▸ **Exercise requirements**: Produce a character-for-character copy of the data below.

▸ **Material for the task**:

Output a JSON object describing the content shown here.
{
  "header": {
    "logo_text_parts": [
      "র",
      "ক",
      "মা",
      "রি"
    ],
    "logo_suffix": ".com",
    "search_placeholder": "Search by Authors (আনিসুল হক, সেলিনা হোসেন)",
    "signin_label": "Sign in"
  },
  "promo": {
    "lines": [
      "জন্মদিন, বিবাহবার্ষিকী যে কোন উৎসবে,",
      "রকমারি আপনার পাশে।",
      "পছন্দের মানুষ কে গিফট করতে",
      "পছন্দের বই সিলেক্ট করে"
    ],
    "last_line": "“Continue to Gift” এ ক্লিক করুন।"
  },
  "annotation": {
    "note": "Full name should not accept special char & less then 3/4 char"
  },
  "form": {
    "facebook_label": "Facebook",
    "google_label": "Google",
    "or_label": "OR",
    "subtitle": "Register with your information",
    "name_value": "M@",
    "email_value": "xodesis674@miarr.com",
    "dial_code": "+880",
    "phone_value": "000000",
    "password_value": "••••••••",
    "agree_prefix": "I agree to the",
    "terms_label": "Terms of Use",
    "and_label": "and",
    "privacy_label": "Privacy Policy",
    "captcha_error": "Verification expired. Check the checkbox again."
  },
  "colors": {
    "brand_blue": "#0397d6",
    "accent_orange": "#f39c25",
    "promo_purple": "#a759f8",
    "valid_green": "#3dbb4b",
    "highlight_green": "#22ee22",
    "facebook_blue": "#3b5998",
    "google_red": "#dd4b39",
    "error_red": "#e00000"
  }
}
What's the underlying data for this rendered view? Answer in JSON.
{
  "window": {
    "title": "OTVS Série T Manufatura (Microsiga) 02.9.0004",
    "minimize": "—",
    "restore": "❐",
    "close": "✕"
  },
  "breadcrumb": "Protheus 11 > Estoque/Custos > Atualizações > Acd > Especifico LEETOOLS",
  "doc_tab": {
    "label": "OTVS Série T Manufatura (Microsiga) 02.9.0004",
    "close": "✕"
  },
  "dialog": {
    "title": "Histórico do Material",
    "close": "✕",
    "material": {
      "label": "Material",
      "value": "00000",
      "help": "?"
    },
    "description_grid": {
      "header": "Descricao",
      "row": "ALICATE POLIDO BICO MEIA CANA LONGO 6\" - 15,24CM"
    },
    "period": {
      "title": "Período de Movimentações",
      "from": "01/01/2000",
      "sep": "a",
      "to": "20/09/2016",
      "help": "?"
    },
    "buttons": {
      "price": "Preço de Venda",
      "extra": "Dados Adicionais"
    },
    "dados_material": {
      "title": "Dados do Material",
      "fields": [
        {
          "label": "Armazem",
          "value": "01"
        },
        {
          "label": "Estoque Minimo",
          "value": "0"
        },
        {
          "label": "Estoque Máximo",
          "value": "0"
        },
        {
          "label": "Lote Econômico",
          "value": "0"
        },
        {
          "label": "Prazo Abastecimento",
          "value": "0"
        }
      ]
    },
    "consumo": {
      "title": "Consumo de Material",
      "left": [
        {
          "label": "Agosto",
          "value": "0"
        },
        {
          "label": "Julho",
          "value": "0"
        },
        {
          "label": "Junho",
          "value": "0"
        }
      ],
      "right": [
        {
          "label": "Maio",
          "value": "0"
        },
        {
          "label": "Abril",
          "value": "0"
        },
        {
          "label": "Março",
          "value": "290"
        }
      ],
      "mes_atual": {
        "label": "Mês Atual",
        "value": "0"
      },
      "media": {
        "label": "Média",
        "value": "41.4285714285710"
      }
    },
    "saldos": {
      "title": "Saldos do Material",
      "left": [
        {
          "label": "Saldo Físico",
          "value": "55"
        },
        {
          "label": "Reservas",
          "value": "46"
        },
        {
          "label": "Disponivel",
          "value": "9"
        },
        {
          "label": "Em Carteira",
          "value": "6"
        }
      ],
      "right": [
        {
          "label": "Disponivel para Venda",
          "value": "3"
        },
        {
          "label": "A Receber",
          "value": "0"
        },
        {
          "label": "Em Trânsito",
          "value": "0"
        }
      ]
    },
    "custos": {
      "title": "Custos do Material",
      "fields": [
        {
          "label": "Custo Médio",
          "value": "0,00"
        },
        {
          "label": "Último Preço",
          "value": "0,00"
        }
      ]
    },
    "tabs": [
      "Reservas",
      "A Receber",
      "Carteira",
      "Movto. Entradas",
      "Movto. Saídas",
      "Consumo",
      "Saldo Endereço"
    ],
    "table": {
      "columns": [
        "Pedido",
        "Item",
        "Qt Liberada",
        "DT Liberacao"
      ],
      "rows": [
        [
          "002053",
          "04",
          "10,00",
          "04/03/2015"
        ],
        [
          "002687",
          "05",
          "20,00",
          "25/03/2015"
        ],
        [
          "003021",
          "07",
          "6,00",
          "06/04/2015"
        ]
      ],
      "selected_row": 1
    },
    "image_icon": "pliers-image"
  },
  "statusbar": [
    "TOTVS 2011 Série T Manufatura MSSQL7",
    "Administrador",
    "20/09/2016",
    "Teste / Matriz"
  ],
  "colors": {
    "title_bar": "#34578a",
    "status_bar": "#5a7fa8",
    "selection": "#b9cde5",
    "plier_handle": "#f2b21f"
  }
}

▸ **The answer**:
Output a JSON object describing the content shown here.
{
  "header": {
    "logo_text_parts": [
      "র",
      "ক",
      "মা",
      "রি"
    ],
    "logo_suffix": ".com",
    "search_placeholder": "Search by Authors (আনিসুল হক, সেলিনা হোসেন)",
    "signin_label": "Sign in"
  },
  "promo": {
    "lines": [
      "জন্মদিন, বিবাহবার্ষিকী যে কোন উৎসবে,",
      "রকমারি আপনার পাশে।",
      "পছন্দের মানুষ কে গিফট করতে",
      "পছন্দের বই সিলেক্ট করে"
    ],
    "last_line": "“Continue to Gift” এ ক্লিক করুন।"
  },
  "annotation": {
    "note": "Full name should not accept special char & less then 3/4 char"
  },
  "form": {
    "facebook_label": "Facebook",
    "google_label": "Google",
    "or_label": "OR",
    "subtitle": "Register with your information",
    "name_value": "M@",
    "email_value": "xodesis674@miarr.com",
    "dial_code": "+880",
    "phone_value": "000000",
    "password_value": "••••••••",
    "agree_prefix": "I agree to the",
    "terms_label": "Terms of Use",
    "and_label": "and",
    "privacy_label": "Privacy Policy",
    "captcha_error": "Verification expired. Check the checkbox again."
  },
  "colors": {
    "brand_blue": "#0397d6",
    "accent_orange": "#f39c25",
    "promo_purple": "#a759f8",
    "valid_green": "#3dbb4b",
    "highlight_green": "#22ee22",
    "facebook_blue": "#3b5998",
    "google_red": "#dd4b39",
    "error_red": "#e00000"
  }
}
What's the underlying data for this rendered view? Answer in JSON.
{
  "window": {
    "title": "OTVS Série T Manufatura (Microsiga) 02.9.0004",
    "minimize": "—",
    "restore": "❐",
    "close": "✕"
  },
  "breadcrumb": "Protheus 11 > Estoque/Custos > Atualizações > Acd > Especifico LEETOOLS",
  "doc_tab": {
    "label": "OTVS Série T Manufatura (Microsiga) 02.9.0004",
    "close": "✕"
  },
  "dialog": {
    "title": "Histórico do Material",
    "close": "✕",
    "material": {
      "label": "Material",
      "value": "00000",
      "help": "?"
    },
    "description_grid": {
      "header": "Descricao",
      "row": "ALICATE POLIDO BICO MEIA CANA LONGO 6\" - 15,24CM"
    },
    "period": {
      "title": "Período de Movimentações",
      "from": "01/01/2000",
      "sep": "a",
      "to": "20/09/2016",
      "help": "?"
    },
    "buttons": {
      "price": "Preço de Venda",
      "extra": "Dados Adicionais"
    },
    "dados_material": {
      "title": "Dados do Material",
      "fields": [
        {
          "label": "Armazem",
          "value": "01"
        },
        {
          "label": "Estoque Minimo",
          "value": "0"
        },
        {
          "label": "Estoque Máximo",
          "value": "0"
        },
        {
          "label": "Lote Econômico",
          "value": "0"
        },
        {
          "label": "Prazo Abastecimento",
          "value": "0"
        }
      ]
    },
    "consumo": {
      "title": "Consumo de Material",
      "left": [
        {
          "label": "Agosto",
          "value": "0"
        },
        {
          "label": "Julho",
          "value": "0"
        },
        {
          "label": "Junho",
          "value": "0"
        }
      ],
      "right": [
        {
          "label": "Maio",
          "value": "0"
        },
        {
          "label": "Abril",
          "value": "0"
        },
        {
          "label": "Março",
          "value": "290"
        }
      ],
      "mes_atual": {
        "label": "Mês Atual",
        "value": "0"
      },
      "media": {
        "label": "Média",
        "value": "41.4285714285710"
      }
    },
    "saldos": {
      "title": "Saldos do Material",
      "left": [
        {
          "label": "Saldo Físico",
          "value": "55"
        },
        {
          "label": "Reservas",
          "value": "46"
        },
        {
          "label": "Disponivel",
          "value": "9"
        },
        {
          "label": "Em Carteira",
          "value": "6"
        }
      ],
      "right": [
        {
          "label": "Disponivel para Venda",
          "value": "3"
        },
        {
          "label": "A Receber",
          "value": "0"
        },
        {
          "label": "Em Trânsito",
          "value": "0"
        }
      ]
    },
    "custos": {
      "title": "Custos do Material",
      "fields": [
        {
          "label": "Custo Médio",
          "value": "0,00"
        },
        {
          "label": "Último Preço",
          "value": "0,00"
        }
      ]
    },
    "tabs": [
      "Reservas",
      "A Receber",
      "Carteira",
      "Movto. Entradas",
      "Movto. Saídas",
      "Consumo",
      "Saldo Endereço"
    ],
    "table": {
      "columns": [
        "Pedido",
        "Item",
        "Qt Liberada",
        "DT Liberacao"
      ],
      "rows": [
        [
          "002053",
          "04",
          "10,00",
          "04/03/2015"
        ],
        [
          "002687",
          "05",
          "20,00",
          "25/03/2015"
        ],
        [
          "003021",
          "07",
          "6,00",
          "06/04/2015"
        ]
      ],
      "selected_row": 1
    },
    "image_icon": "pliers-image"
  },
  "statusbar": [
    "TOTVS 2011 Série T Manufatura MSSQL7",
    "Administrador",
    "20/09/2016",
    "Teste / Matriz"
  ],
  "colors": {
    "title_bar": "#34578a",
    "status_bar": "#5a7fa8",
    "selection": "#b9cde5",
    "plier_handle": "#f2b21f"
  }
}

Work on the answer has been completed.